Social welfare students, at both the undergraduate and graduate level, are majority under-represented minority students, what we call here on campus URM students who are of African-American, LatinX or Native American descent. Others identify as GLBTQ or gender non-conforming. For many, they are the first in their family to attend college and have made many sacrifices to come to our campus. So amidst their excitement to start studies this fall they were confronted with lines of police in full riot gear on multiple days during their first weeks at Berkeley.
It is no secret that different communities in our country have historically experienced police in very different ways. The Black Lives Matter movement has raised our national awareness of the impact of police on black communities as well as others. While white communities may see police as sources of safety, many in communities of color and others often see police as a direct threat.
For example, one of our graduate student instructors had to meet three undocumented social welfare students at an off-campus site and escort them to campus so they could complete their final presentation this past spring on the day Ann Coulter was scheduled to speak. These students were terribly afraid that among the planned police presence there would be U.S. Immigration and Customs Enforcement officers and that they could possibly be taken into custody as they walked to their final presentation. During a dialogue last month with dozens of my own graduate students they consistently expressed the deep fear and intimidation that the huge police presence created for them. And students were not alone in this fear, faculty and staff of color voiced similar concerns about their own safety.
I have spoken to other deans about the traumatic impact of these events on students. One dean suggested I not use the term trauma as that portrays our students as weak “snowflakes.” My students are anything but snowflakes! Rather, they are incredible survivors of daily discrimination in their lives and communities. They deserve a Berkeley that does not replicate the danger they sense in their lives elsewhere.

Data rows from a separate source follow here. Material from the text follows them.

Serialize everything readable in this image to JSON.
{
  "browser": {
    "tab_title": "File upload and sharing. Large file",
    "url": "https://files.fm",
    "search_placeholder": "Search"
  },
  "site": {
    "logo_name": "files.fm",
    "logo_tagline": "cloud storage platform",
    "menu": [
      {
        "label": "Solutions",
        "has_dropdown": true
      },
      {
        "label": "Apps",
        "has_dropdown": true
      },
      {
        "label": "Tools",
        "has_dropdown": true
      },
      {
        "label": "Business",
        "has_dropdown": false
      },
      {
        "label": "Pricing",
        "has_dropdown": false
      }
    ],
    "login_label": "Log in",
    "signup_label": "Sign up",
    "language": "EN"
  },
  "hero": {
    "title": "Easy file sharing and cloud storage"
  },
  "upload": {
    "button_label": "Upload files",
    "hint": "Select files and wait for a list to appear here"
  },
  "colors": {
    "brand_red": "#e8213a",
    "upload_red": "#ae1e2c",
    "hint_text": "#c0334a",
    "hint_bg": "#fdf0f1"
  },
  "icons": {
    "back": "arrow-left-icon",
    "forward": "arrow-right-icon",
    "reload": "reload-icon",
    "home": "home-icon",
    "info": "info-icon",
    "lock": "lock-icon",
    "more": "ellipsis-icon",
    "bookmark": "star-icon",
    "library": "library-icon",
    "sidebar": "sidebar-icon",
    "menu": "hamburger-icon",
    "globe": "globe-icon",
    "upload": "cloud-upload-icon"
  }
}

This year our campus police have focused on providing physical safety during threatened actions as individuals and groups from around the country do battle at Berkeley. My hope and that of my students is that our administration and police will work closely with affected students, staff and faculty to design more sensitive approaches that balance the many different views of what creates safety for them on our campus.